Parrish notes that we need to avoid allowing the prospect of second and third order effects lead to decision making paralysis. We cannot operate effectively in life if we worry about every conceivable effect of the effects of our actions. We have to use the mental models we have accumulated to make rational decisions.
Pick Your Razor
We opened this article with a brief discussion of Hanlon’s Razor which counsels us to not attribute an action to malice when it can be more easily explained by stupidity or neglect. The book covers this model along with Occam’s Razor which is more widely known. Occam’s Razor encapsulates a very straight forward concept: We should default to explanations that are simple rather than complicated when the simple explanation adequately describes a situation.
There is always a risk of oversimplifying a complex situation but that is not what Occam’s Razor advocates. The explanation must be sufficient to explain the scenario in order to qualify. If one has several explanations, all of which seem to be plausible, the one with the fewest complications is more likely to be true because it has fewer moving parts and assumptions. Furthermore, a simple explanation is easier to falsify, or prove incorrect. Used properly, Occam’s Razor can allow us to make better decisions more rapidly and avoid chasing down dead ends and wasting resources.

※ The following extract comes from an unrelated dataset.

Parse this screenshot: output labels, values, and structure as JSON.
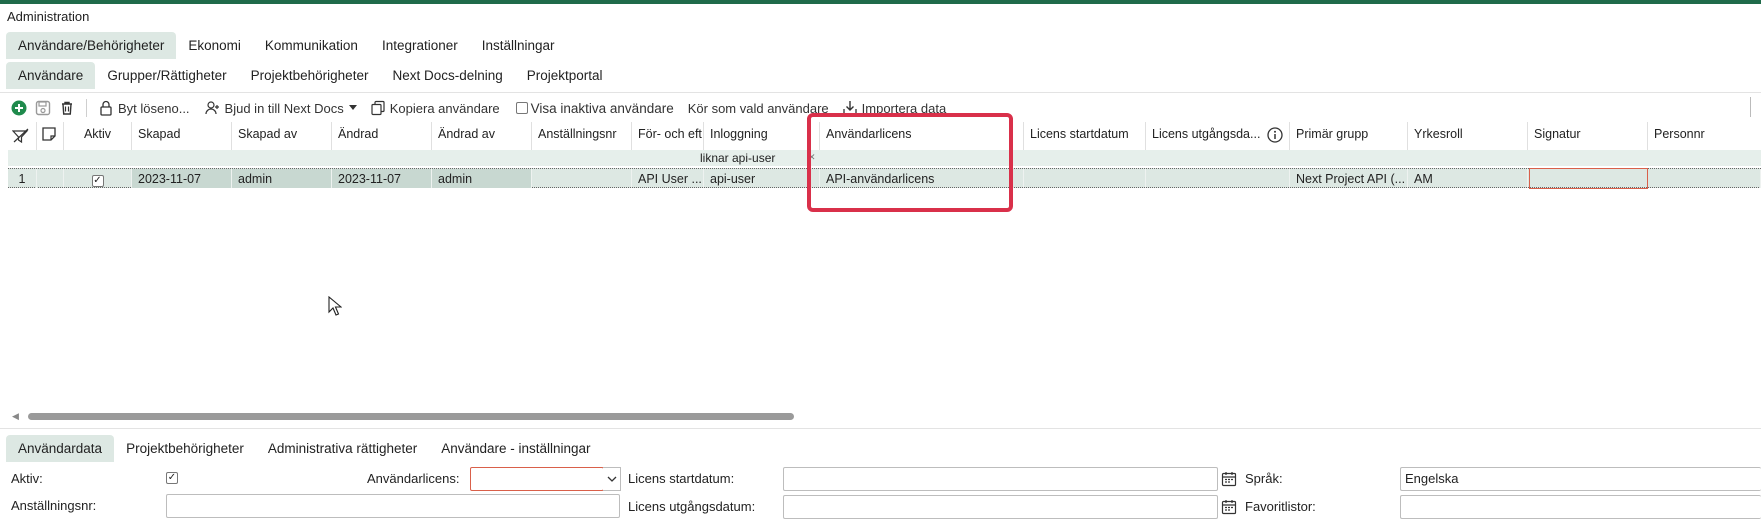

There is an interesting tension between Occam’s Razor and Hanlon’s Razor that is worthy of some thought. There are many events in life where one encounters a negative situation caused by another person and, often, the simplest explanation is that this person intended to do us harm, and perhaps this explanation is what we should adopt according to Occam’s Razor. However, human beings are fallible and there are more good people than evil people in the world. Hanlon’s Razor counsels temperance and the benefit of the doubt. How are we to choose?

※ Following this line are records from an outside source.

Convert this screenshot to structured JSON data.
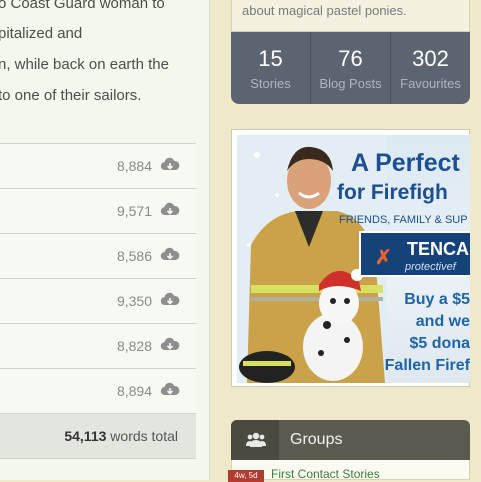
{
  "description": {
    "lines": [
      "o Coast Guard woman to",
      "pitalized and",
      "n, while back on earth the",
      "to one of their sailors."
    ]
  },
  "chapters": {
    "rows": [
      {
        "words": "8,884"
      },
      {
        "words": "9,571"
      },
      {
        "words": "8,586"
      },
      {
        "words": "9,350"
      },
      {
        "words": "8,828"
      },
      {
        "words": "8,894"
      }
    ],
    "download_icon": "cloud-download-icon",
    "total_number": "54,113",
    "total_suffix": " words total"
  },
  "sidebar": {
    "about_text": "about magical pastel ponies.",
    "stats": [
      {
        "value": "15",
        "label": "Stories"
      },
      {
        "value": "76",
        "label": "Blog Posts"
      },
      {
        "value": "302",
        "label": "Favourites"
      }
    ],
    "ad": {
      "headline_1": "A Perfect",
      "headline_2": "for Firefigh",
      "subline": "FRIENDS, FAMILY & SUP",
      "brand_name": "TENCA",
      "brand_sub": "protectivef",
      "buy_lines": [
        "Buy a $5",
        "and we",
        "$5 dona",
        "Fallen Firef"
      ]
    },
    "groups": {
      "title": "Groups",
      "icon": "users-icon",
      "first_group_badge": "4w, 5d",
      "first_group_link": "First Contact Stories"
    }
  },
  "colors": {
    "page_bg": "#efe9c9",
    "stats_bg": "#5b6470",
    "groups_header_bg": "#5b5a4e",
    "ad_blue": "#1c4f8f"
  }
}
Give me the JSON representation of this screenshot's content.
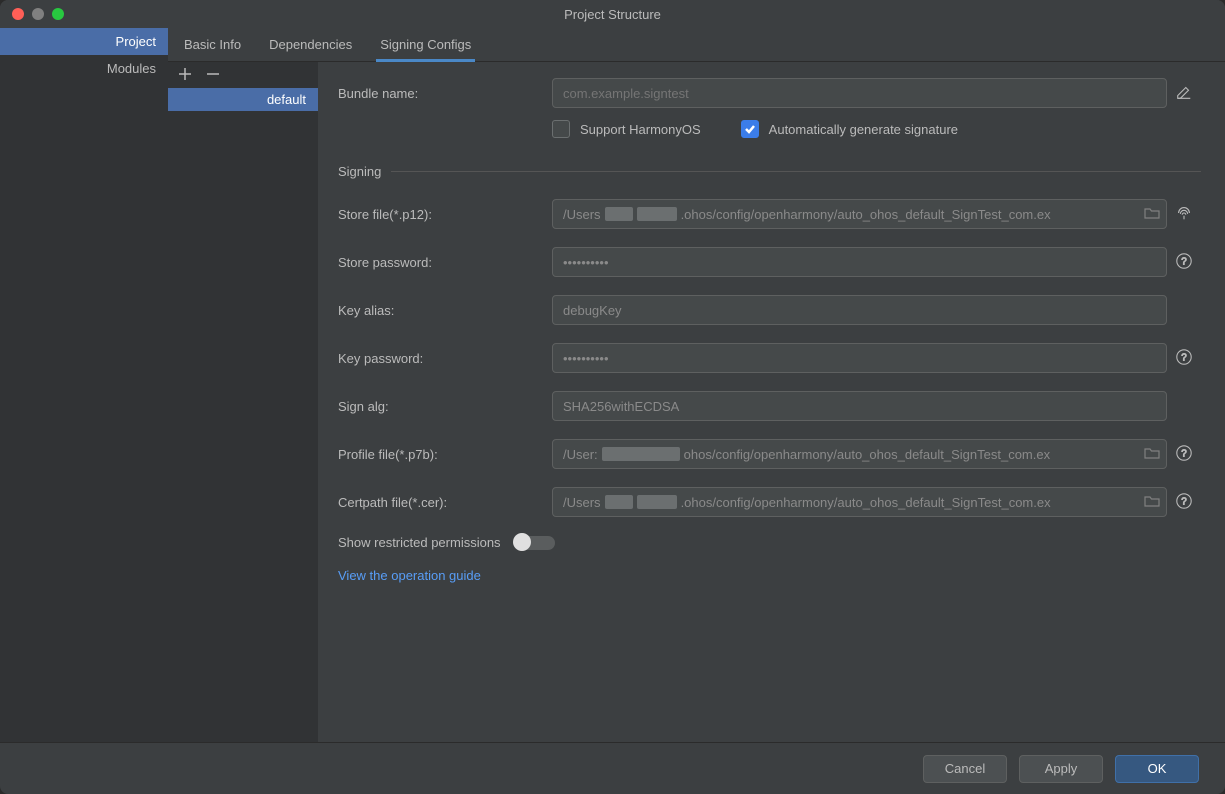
{
  "window": {
    "title": "Project Structure"
  },
  "sidebar": {
    "items": [
      {
        "label": "Project",
        "selected": true
      },
      {
        "label": "Modules",
        "selected": false
      }
    ]
  },
  "tabs": [
    {
      "label": "Basic Info",
      "selected": false
    },
    {
      "label": "Dependencies",
      "selected": false
    },
    {
      "label": "Signing Configs",
      "selected": true
    }
  ],
  "config_list": {
    "items": [
      {
        "label": "default",
        "selected": true
      }
    ]
  },
  "form": {
    "bundle_name": {
      "label": "Bundle name:",
      "placeholder": "com.example.signtest"
    },
    "support_harmony": {
      "label": "Support HarmonyOS",
      "checked": false
    },
    "auto_generate": {
      "label": "Automatically generate signature",
      "checked": true
    },
    "signing_section": "Signing",
    "store_file": {
      "label": "Store file(*.p12):",
      "parts": [
        "/Users",
        "",
        "",
        ".ohos/config/openharmony/auto_ohos_default_SignTest_com.ex"
      ]
    },
    "store_password": {
      "label": "Store password:",
      "value": "••••••••••"
    },
    "key_alias": {
      "label": "Key alias:",
      "value": "debugKey"
    },
    "key_password": {
      "label": "Key password:",
      "value": "••••••••••"
    },
    "sign_alg": {
      "label": "Sign alg:",
      "value": "SHA256withECDSA"
    },
    "profile_file": {
      "label": "Profile file(*.p7b):",
      "parts": [
        "/User:",
        "",
        "ohos/config/openharmony/auto_ohos_default_SignTest_com.ex"
      ]
    },
    "certpath_file": {
      "label": "Certpath file(*.cer):",
      "parts": [
        "/Users",
        "",
        "",
        ".ohos/config/openharmony/auto_ohos_default_SignTest_com.ex"
      ]
    },
    "restricted": {
      "label": "Show restricted permissions",
      "checked": false
    },
    "guide_link": "View the operation guide"
  },
  "footer": {
    "cancel": "Cancel",
    "apply": "Apply",
    "ok": "OK"
  }
}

The answer clearly depends on context, common sense, and the consequences of being wrong. If you are in an auto accident in broad daylight in a busy intersection where the other car made an illegal left turn and slammed into your car, it would seem best to adopt Hanlon’s Razor and assume negligence or stupidity rather than malice and be kind to the other driver.
But if you are waiting at a red light at 2 am and the car in front of you backs into your car without warning, the simplest explanation is that this individual has malign intent. It is possible that they shifted into reverse by accident, but that is not the likely explanation, and the consequences of being wrong are high. It would be best to not get out of your car and instead drive away to a safe location where you can summon help.
The fact is that building a latticework of mental models that you know well enough to draw upon takes years of hard work and continual effort. Charlie Munger’s quest for worldly wisdom has taken decades and, at age 96, he hasn’t stopped learning yet. It is unrealistic to think that one can pick up a book like The Great Mental Models or Poor Charlie’s Almanack and suddenly emerge worldly and wise. But while you may not become as wise as Munger or Parrish overnight, reading books like this are required to have a chance to improve over time.
The good news is that the process of learning mental models is not boring, when approached with the right mindset, and can actually be a great deal of fun when approached as a series of puzzles to solve. Knowledge compounds over long periods of time and the progress is not linear. Sometimes the combination of multiple mental models leads to breakthroughs or insights that result in “aha!” moments. You cannot predict when or if such moments will come, but you can add some positive optionality to your life by being prepared.